This summer, the headlines about climate change and drought, here in California and around the world, have become increasingly dire. Reservoir levels are low, temperatures are high, and so are food prices.
We hear a lot about buying locally grown food, which saves fuel used in transportation and supports local farmers. But how do you get the most out of what you buy?
With an eye on climate change, Whitney Reuling of the nonprofit Sonoma Family Meal is sure a class on Thursday, August 25 can help, teaching people how to reduce food waste. (Disclosure: Heather Irwin, editor of Press Democrat Dining, founded and still works with Sonoma Family Meal.)
“Food production is one of the biggest, if not the biggest, contributor to climate change,” she said, referring to water and fuel consumption and carbon dioxide emissions. “To waste food is simply to waste precious resources. And given the state of the world, we have nothing to waste.
To help people get the most out of their food, Sonoma Family Meal Chef Heather Ames will demonstrate how to cook with vegetables and other perishables that might otherwise end up thrown away or in the compost bin. See box for more details.
“The course is less about using leftover food and more about using perishable foods before they spoil,” Reuling said. “And that requires creative cooking techniques, planning ahead, and checking your fridge before you go to the store, to avoid over-buying.
“Collectively, the United States wastes more than $400 million worth of food a year,” Reuling said, citing Feeding America, a national network of food banks.
The most common food scraps in the trash, Reuling said, are fresh herbs, vegetable stalks, Swiss chard, kale and broccoli. Got leftover broccoli stalks? You can make the Broccoli Tots recipe from Ames, which follows. The remaining chard stalks can become a chard stalk gratin. And just about any leftover vegetable can be turned into a versatile vegetable broth, with a little advice from Ames on which vegetables to use and which to avoid.

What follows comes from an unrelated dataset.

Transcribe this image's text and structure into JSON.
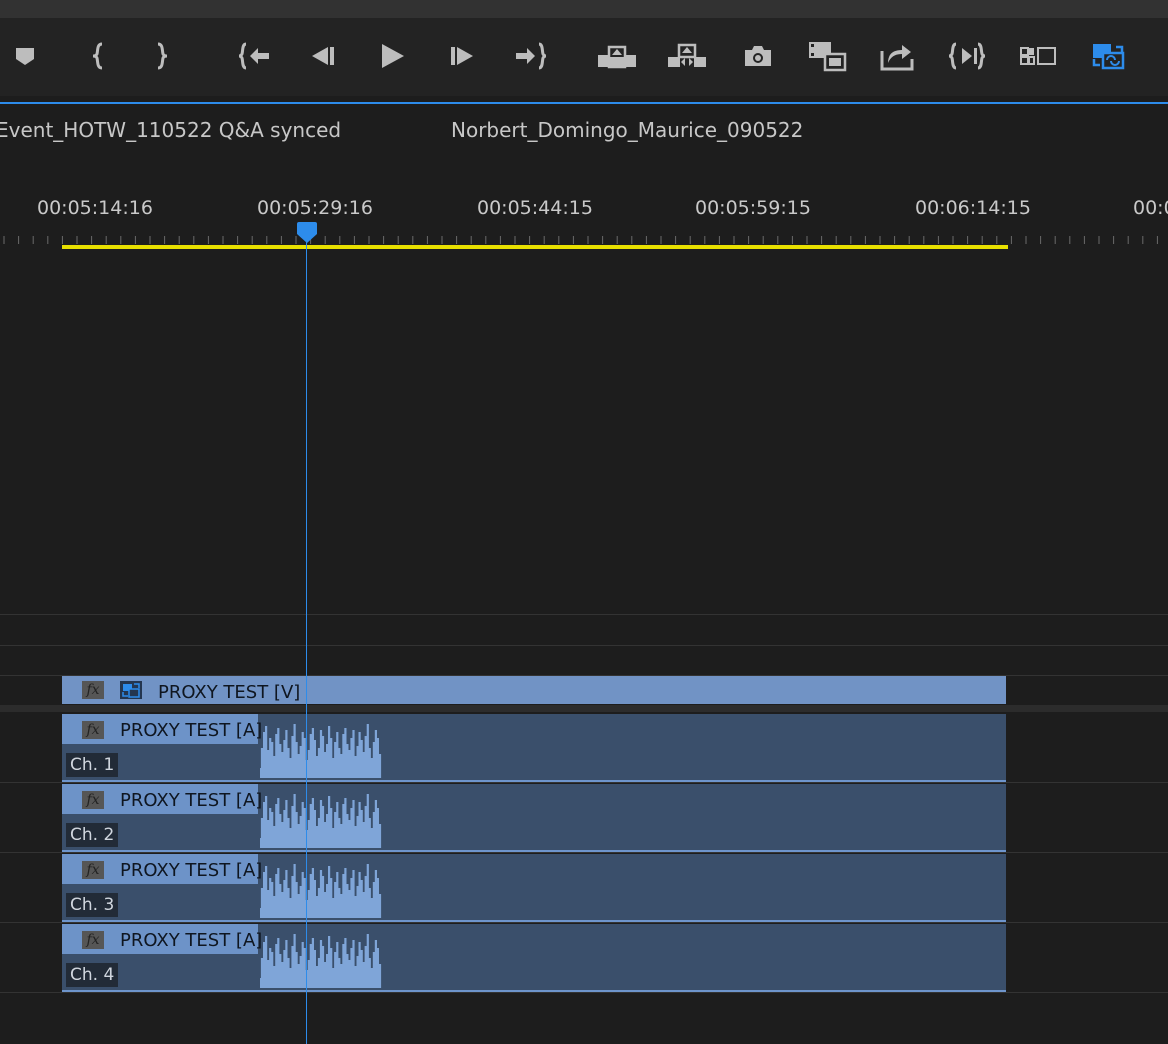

UC Master Food Preservers of Sonoma County, a volunteer group focused on how to preserve food safely at home, taught a similar course in July and showed participants how to use leftover apples and leftover vegetables. and herbs.
“Food waste is a big problem in our country (and county),” Tobi Brown, a volunteer with Master Food Preservers, said in an email. “Wasted food often ends up in landfill. When it breaks down, it releases a byproduct of methane gas, which exacerbates climate change.
Using food wisely is paramount, Brown said.
“We need to reduce the amount of food we buy or grow to fit what our family can eat,” he said.
Brown has a large garden and grows much of her family’s produce for the year. But he also reassessed how badly he needs to grow.
“I thought I was using all the bounty in the garden well until I seriously considered what I was giving to my chickens or the compost heap,” he said. “It’s amazing the savings you can make if you eat locally, seasonally and save the rest for the rest of the year.”
Avoid waste for all
Denise Toll signed up for the Sonoma Family Meal course because she wants to learn about gleaning, in which people, usually volunteers, collect leftover produce from fields after harvest, from fruit trees in the neighborhood and other places to donate.
The next class makes her think about what she throws away and who doesn’t have enough to eat.
“I worked with a group in Portland that gleaned fruits and vegetables and provided food for people in need in the city,” said the retired Petaluma teacher. “I’m ashamed to say that it’s the vegetable matter that I waste the most. I quickly compost brown, soft and soggy plant matter.
With a fresh look at produce, Toll says, she’ll learn how to preserve food, peel her compost and save money.
Toll runs a local group called Cool Block Petaluma, where neighbors come together to share ideas on how to reduce their carbon footprint in their homes. Ames, a neighbor of Toll, is part of the group.
“By taking this class with Heather Ames, I hope to find volunteer opportunities to support our community,” Toll said.
Food Insecurity in Sonoma County
Rachelle Mesheau of the Redwood Empire Food Bank said food insecurity — limited or uncertain access to enough food — is a major challenge in Sonoma County right now. His organization, the largest food bank in our region, currently serves more than 100,000 people, and that number has grown under the economic pressures brought by the COVID-19 pandemic.